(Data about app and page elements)
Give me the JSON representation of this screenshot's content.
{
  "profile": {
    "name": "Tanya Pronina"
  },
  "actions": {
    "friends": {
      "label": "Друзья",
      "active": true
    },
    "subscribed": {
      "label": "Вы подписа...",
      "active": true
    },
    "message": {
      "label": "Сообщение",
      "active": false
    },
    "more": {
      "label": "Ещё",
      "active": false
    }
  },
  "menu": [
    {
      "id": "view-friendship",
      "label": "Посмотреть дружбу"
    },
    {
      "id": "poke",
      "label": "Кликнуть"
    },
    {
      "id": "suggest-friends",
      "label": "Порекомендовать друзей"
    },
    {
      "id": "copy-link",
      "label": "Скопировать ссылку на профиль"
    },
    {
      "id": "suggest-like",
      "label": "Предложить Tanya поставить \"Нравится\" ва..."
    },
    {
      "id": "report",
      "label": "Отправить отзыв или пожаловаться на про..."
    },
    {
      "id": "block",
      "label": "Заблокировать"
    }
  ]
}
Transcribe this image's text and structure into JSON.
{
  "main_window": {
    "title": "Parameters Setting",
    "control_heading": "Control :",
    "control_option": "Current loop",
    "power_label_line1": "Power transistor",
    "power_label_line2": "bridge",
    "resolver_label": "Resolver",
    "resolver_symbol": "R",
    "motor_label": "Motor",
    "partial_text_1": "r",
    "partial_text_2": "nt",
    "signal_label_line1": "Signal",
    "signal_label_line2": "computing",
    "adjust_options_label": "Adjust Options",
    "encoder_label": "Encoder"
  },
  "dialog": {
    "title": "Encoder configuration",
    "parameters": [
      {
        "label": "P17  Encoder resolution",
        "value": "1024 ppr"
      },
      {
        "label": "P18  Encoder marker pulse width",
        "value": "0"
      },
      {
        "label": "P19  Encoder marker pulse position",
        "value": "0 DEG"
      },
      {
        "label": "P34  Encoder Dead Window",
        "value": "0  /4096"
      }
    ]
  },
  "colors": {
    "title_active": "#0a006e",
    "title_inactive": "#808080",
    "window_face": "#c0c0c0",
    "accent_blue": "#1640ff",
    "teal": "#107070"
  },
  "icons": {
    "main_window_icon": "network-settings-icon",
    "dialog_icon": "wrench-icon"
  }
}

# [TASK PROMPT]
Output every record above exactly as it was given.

# [RESPONSE FOR THIS EXERCISE]
Give me the JSON representation of this screenshot's content.
{
  "profile": {
    "name": "Tanya Pronina"
  },
  "actions": {
    "friends": {
      "label": "Друзья",
      "active": true
    },
    "subscribed": {
      "label": "Вы подписа...",
      "active": true
    },
    "message": {
      "label": "Сообщение",
      "active": false
    },
    "more": {
      "label": "Ещё",
      "active": false
    }
  },
  "menu": [
    {
      "id": "view-friendship",
      "label": "Посмотреть дружбу"
    },
    {
      "id": "poke",
      "label": "Кликнуть"
    },
    {
      "id": "suggest-friends",
      "label": "Порекомендовать друзей"
    },
    {
      "id": "copy-link",
      "label": "Скопировать ссылку на профиль"
    },
    {
      "id": "suggest-like",
      "label": "Предложить Tanya поставить \"Нравится\" ва..."
    },
    {
      "id": "report",
      "label": "Отправить отзыв или пожаловаться на про..."
    },
    {
      "id": "block",
      "label": "Заблокировать"
    }
  ]
}
Transcribe this image's text and structure into JSON.
{
  "main_window": {
    "title": "Parameters Setting",
    "control_heading": "Control :",
    "control_option": "Current loop",
    "power_label_line1": "Power transistor",
    "power_label_line2": "bridge",
    "resolver_label": "Resolver",
    "resolver_symbol": "R",
    "motor_label": "Motor",
    "partial_text_1": "r",
    "partial_text_2": "nt",
    "signal_label_line1": "Signal",
    "signal_label_line2": "computing",
    "adjust_options_label": "Adjust Options",
    "encoder_label": "Encoder"
  },
  "dialog": {
    "title": "Encoder configuration",
    "parameters": [
      {
        "label": "P17  Encoder resolution",
        "value": "1024 ppr"
      },
      {
        "label": "P18  Encoder marker pulse width",
        "value": "0"
      },
      {
        "label": "P19  Encoder marker pulse position",
        "value": "0 DEG"
      },
      {
        "label": "P34  Encoder Dead Window",
        "value": "0  /4096"
      }
    ]
  },
  "colors": {
    "title_active": "#0a006e",
    "title_inactive": "#808080",
    "window_face": "#c0c0c0",
    "accent_blue": "#1640ff",
    "teal": "#107070"
  },
  "icons": {
    "main_window_icon": "network-settings-icon",
    "dialog_icon": "wrench-icon"
  }
}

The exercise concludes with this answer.